[[ RECORDS FOR THE EXERCISE, beginning ]]

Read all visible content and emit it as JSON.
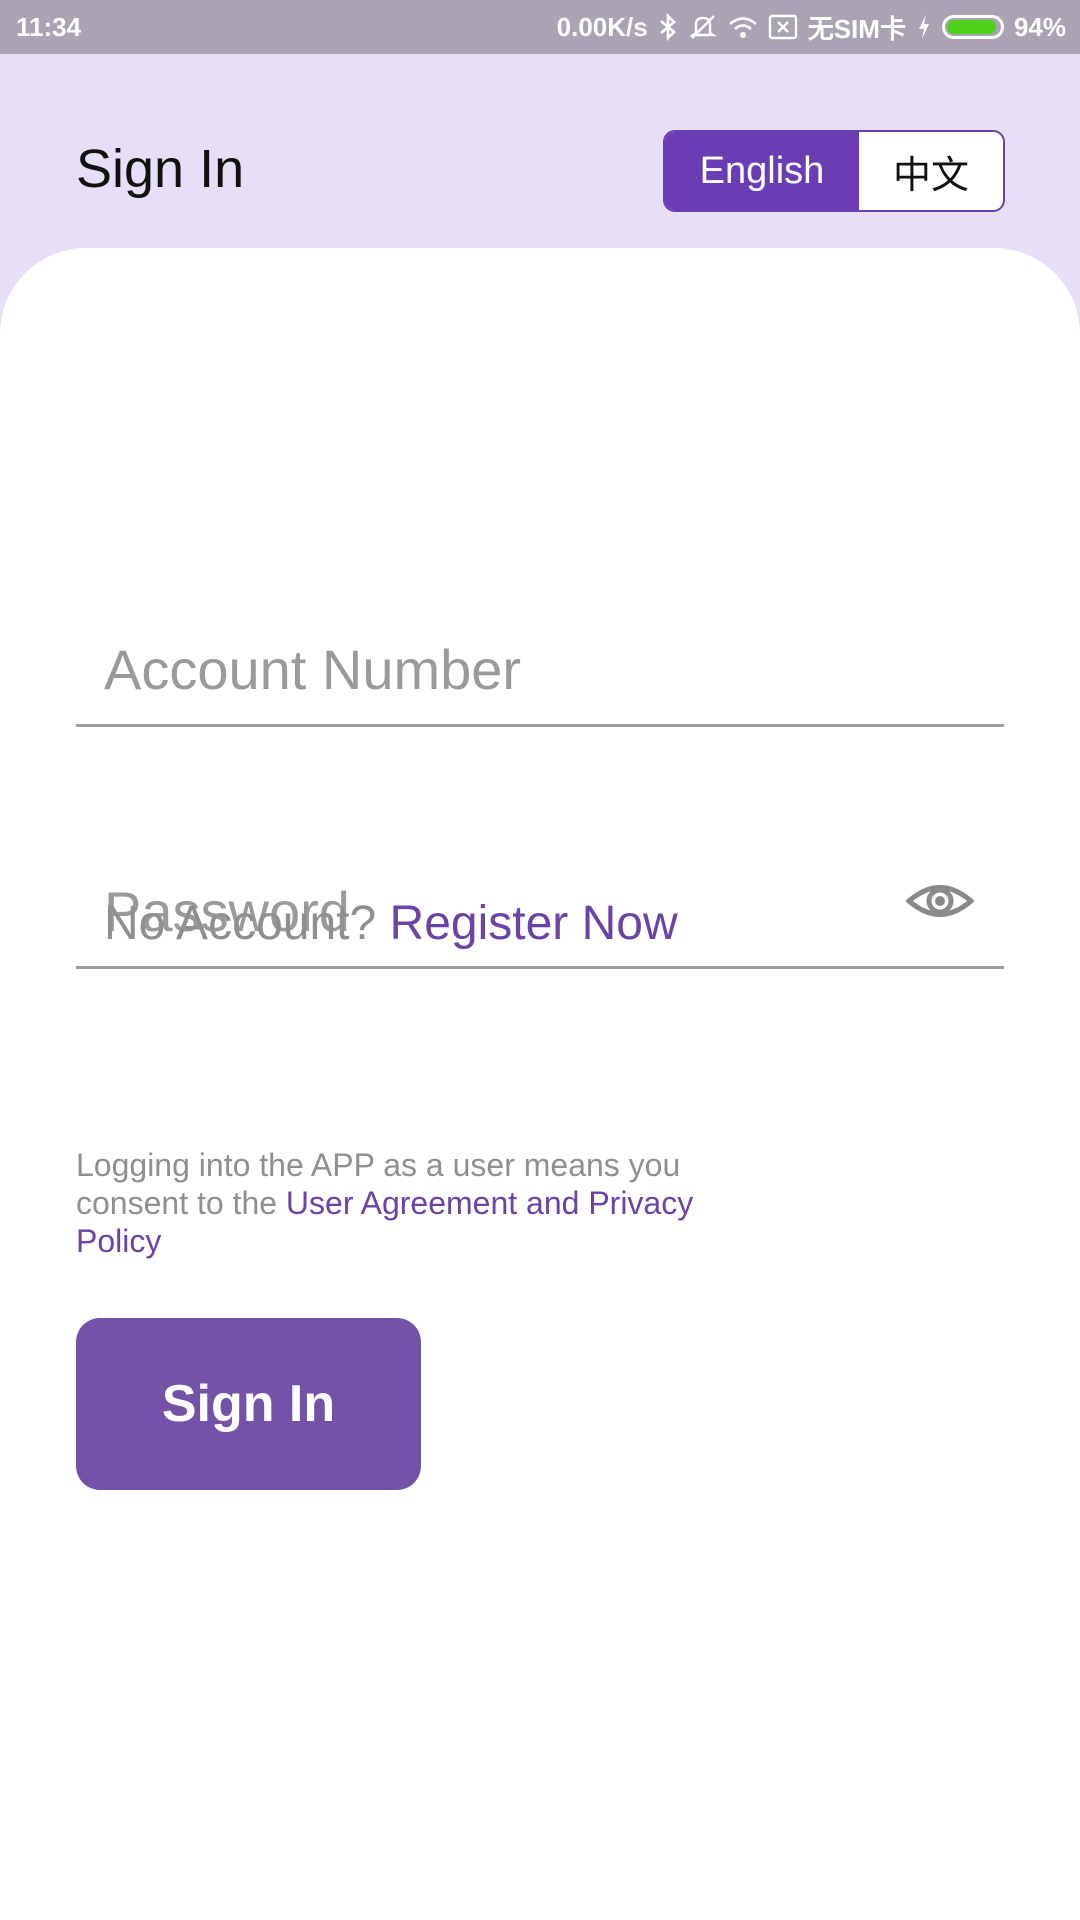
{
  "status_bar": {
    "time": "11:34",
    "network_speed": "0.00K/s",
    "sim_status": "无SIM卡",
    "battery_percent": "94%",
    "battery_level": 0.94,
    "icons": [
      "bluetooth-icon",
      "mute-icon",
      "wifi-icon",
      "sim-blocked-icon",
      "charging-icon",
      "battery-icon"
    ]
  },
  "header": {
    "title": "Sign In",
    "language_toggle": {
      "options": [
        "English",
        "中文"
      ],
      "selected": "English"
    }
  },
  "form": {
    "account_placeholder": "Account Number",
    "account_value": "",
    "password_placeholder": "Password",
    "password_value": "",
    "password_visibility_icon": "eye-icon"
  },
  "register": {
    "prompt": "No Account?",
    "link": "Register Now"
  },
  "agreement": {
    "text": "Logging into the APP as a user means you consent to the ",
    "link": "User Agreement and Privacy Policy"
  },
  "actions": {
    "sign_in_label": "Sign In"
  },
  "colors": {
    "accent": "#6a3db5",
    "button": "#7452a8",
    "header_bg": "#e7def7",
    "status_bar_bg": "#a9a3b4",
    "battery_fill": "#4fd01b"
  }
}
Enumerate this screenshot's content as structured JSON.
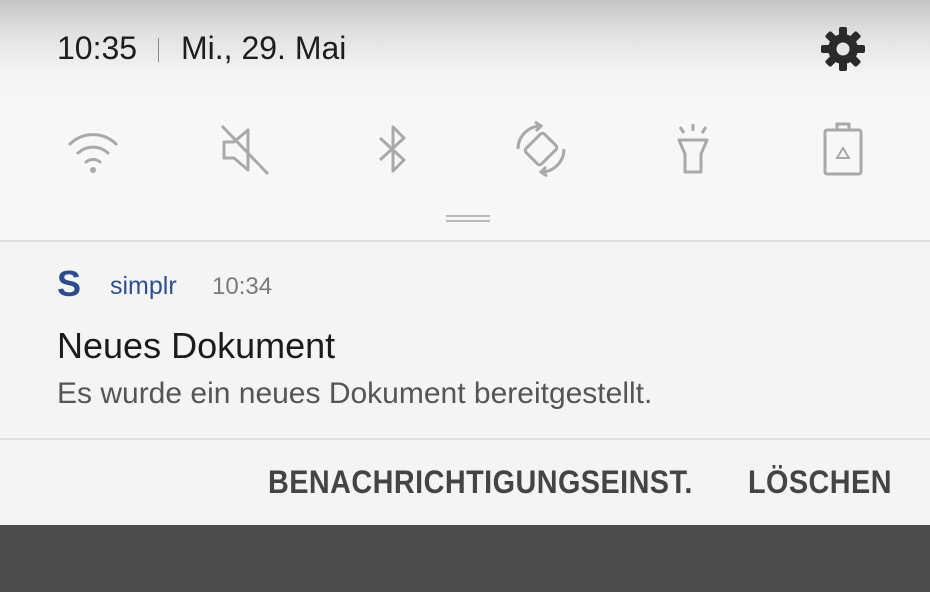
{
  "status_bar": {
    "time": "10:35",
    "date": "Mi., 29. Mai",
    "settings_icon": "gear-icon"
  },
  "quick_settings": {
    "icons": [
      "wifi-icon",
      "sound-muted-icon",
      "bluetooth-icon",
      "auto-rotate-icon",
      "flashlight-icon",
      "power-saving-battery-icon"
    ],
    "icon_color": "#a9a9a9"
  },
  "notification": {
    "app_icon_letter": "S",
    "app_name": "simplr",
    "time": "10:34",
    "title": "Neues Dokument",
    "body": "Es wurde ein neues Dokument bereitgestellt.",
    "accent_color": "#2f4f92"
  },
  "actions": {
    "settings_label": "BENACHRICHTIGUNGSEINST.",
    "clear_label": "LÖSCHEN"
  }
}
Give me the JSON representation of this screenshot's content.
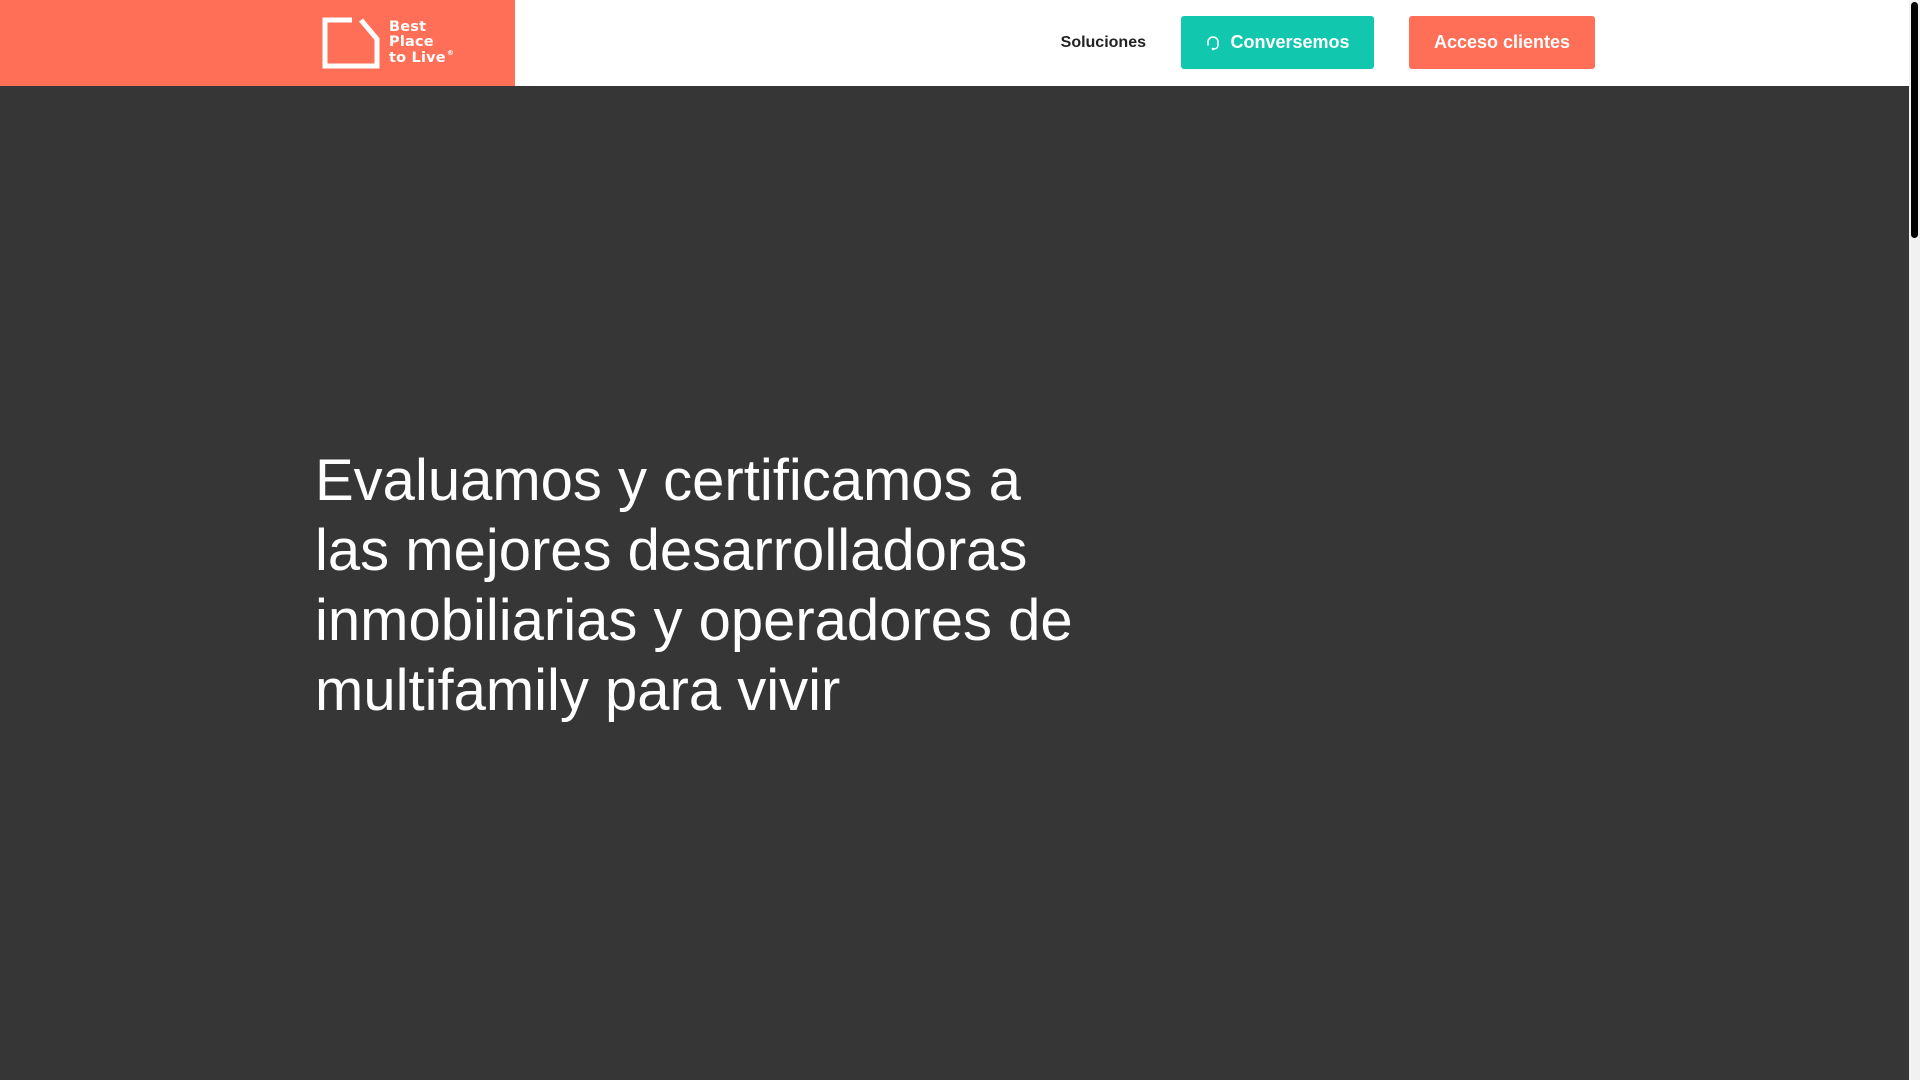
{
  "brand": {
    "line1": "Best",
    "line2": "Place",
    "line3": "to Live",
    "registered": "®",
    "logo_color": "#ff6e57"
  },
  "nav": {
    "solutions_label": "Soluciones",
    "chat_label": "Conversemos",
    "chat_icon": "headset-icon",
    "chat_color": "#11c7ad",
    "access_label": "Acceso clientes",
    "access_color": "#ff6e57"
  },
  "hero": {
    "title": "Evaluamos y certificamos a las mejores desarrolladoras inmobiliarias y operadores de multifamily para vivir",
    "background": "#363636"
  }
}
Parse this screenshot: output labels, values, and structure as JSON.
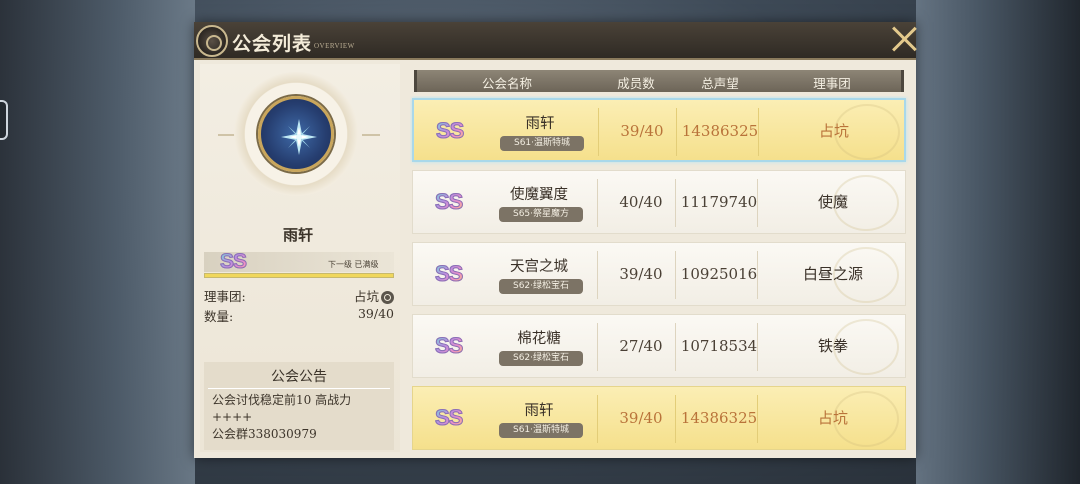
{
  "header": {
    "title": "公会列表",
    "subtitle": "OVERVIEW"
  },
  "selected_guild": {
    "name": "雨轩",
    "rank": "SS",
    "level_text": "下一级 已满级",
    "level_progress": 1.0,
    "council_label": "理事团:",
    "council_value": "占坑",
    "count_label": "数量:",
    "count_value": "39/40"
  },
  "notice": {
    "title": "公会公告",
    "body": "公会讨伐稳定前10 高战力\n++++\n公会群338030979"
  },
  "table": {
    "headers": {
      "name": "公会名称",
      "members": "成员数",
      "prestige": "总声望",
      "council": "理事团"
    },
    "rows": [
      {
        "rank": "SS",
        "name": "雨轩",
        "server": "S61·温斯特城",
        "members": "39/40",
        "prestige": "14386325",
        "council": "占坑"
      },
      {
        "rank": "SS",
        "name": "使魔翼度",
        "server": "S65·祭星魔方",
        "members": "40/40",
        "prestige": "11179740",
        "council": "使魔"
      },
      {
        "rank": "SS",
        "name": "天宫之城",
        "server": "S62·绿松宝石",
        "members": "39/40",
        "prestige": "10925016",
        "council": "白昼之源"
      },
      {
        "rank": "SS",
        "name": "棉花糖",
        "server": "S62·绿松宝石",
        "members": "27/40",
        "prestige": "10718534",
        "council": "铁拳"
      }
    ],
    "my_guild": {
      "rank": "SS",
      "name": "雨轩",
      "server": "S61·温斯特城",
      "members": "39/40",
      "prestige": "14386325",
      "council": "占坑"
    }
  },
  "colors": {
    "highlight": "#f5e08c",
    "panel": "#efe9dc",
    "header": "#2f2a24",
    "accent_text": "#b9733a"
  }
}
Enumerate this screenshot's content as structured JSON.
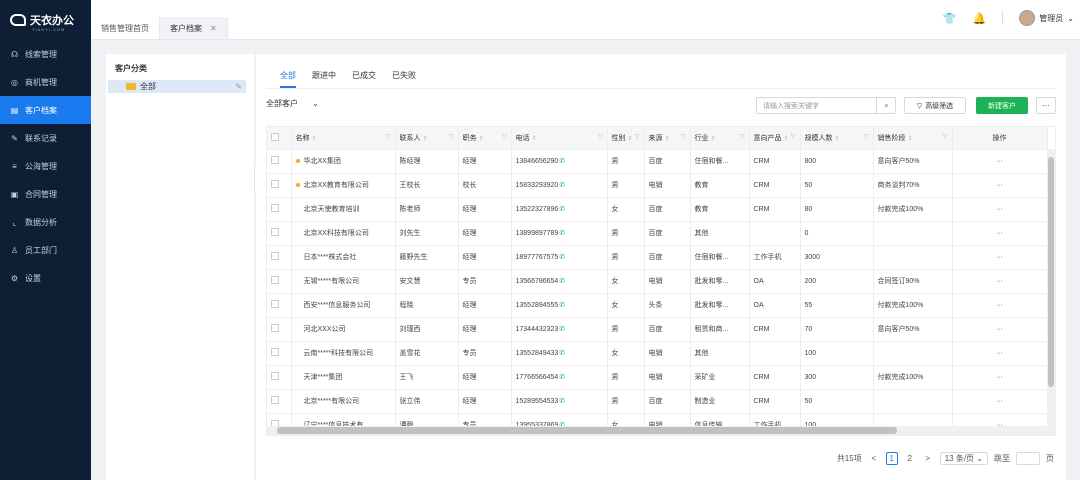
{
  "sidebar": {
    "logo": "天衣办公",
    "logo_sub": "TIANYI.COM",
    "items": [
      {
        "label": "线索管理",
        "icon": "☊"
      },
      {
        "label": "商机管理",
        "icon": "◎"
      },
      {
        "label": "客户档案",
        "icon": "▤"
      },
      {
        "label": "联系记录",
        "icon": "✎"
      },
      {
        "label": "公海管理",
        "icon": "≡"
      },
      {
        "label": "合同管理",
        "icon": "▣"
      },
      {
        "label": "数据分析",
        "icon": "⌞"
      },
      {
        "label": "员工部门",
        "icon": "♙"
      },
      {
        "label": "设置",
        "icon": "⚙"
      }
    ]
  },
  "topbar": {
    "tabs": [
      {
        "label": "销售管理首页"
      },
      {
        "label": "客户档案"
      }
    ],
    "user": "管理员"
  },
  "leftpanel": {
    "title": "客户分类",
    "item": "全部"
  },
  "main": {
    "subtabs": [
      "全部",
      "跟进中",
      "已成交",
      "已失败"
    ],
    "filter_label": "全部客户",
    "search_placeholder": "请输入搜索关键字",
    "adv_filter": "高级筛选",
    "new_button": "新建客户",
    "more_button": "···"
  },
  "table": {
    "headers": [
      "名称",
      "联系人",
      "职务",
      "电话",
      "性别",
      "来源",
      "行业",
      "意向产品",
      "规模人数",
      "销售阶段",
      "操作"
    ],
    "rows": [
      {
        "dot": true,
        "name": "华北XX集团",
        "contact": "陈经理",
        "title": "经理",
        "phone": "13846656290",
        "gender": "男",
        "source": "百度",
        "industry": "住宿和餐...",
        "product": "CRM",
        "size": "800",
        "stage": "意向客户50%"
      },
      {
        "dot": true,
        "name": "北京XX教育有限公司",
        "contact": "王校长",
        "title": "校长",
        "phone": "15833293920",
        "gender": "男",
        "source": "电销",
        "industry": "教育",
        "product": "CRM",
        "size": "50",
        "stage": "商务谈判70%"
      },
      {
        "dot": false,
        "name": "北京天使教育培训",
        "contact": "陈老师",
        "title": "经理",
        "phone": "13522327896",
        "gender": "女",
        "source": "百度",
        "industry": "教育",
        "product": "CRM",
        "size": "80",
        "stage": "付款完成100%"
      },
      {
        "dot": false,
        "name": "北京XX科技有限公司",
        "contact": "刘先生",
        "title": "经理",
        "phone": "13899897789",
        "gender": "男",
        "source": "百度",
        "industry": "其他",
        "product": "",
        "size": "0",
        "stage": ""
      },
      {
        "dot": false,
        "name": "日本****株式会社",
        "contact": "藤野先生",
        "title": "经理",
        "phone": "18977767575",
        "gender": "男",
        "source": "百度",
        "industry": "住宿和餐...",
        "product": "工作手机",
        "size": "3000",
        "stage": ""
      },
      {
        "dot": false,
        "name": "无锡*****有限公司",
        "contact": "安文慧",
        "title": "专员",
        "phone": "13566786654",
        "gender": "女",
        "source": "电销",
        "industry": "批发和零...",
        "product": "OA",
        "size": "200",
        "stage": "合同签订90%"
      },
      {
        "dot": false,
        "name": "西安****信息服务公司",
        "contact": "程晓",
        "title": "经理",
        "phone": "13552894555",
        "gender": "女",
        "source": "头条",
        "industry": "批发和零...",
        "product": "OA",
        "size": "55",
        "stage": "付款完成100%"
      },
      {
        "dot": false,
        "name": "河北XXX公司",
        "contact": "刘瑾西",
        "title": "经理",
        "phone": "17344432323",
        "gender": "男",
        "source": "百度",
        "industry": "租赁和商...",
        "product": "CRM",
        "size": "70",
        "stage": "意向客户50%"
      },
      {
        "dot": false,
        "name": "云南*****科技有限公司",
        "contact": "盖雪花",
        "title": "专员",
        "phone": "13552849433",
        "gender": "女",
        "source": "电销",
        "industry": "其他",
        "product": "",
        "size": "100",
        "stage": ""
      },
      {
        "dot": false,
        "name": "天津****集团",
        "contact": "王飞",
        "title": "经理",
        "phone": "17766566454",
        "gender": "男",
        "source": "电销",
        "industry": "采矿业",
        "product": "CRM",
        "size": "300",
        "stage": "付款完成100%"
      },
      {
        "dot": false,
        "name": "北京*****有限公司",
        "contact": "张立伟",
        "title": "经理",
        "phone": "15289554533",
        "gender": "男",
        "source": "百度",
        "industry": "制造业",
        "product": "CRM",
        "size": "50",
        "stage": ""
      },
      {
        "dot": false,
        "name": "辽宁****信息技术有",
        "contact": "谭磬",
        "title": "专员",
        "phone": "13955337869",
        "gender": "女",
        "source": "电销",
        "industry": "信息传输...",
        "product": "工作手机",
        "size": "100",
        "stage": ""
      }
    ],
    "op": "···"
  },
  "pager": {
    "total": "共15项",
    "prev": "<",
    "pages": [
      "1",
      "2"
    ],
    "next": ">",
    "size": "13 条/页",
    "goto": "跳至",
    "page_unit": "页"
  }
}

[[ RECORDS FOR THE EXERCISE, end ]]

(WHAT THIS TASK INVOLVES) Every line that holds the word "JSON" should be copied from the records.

(ANSWER TO THE EXERCISE)
Read all visible content and emit it as JSON.
Enumerate this screenshot's content as structured JSON.
Give me the JSON representation of this screenshot's content.
Parse this screenshot: output labels, values, and structure as JSON.
Enumerate this screenshot's content as structured JSON.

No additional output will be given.